Lines that contain the string "exit" are the ones to list; copy all of them from the records.

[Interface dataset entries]

※

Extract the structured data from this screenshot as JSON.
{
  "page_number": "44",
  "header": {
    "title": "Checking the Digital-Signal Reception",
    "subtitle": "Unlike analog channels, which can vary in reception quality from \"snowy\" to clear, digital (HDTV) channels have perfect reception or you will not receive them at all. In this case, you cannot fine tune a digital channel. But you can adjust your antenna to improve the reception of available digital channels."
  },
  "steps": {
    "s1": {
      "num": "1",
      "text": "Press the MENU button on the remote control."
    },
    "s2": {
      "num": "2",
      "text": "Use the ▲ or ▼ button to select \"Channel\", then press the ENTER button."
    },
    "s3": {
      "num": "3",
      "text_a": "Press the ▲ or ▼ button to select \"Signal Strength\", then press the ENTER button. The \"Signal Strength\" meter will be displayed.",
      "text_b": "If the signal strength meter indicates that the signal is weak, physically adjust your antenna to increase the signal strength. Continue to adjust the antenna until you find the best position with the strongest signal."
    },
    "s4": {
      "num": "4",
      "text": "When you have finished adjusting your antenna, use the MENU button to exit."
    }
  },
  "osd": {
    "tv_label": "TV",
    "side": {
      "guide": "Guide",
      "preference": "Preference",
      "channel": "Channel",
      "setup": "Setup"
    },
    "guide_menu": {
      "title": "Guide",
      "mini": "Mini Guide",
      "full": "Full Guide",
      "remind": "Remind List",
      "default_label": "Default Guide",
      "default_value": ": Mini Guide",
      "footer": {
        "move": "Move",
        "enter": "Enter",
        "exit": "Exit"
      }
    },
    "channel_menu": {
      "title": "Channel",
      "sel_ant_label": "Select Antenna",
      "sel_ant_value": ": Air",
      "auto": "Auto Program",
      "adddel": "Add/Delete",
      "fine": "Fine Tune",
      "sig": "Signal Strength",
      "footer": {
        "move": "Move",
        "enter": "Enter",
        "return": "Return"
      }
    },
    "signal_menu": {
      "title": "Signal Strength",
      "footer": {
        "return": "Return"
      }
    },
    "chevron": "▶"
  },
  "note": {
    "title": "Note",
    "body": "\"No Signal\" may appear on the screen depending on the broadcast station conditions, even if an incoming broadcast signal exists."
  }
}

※

▶ [TASK SOLUTION]
      "text": "When you have finished adjusting your antenna, use the MENU button to exit."
        "exit": "Exit"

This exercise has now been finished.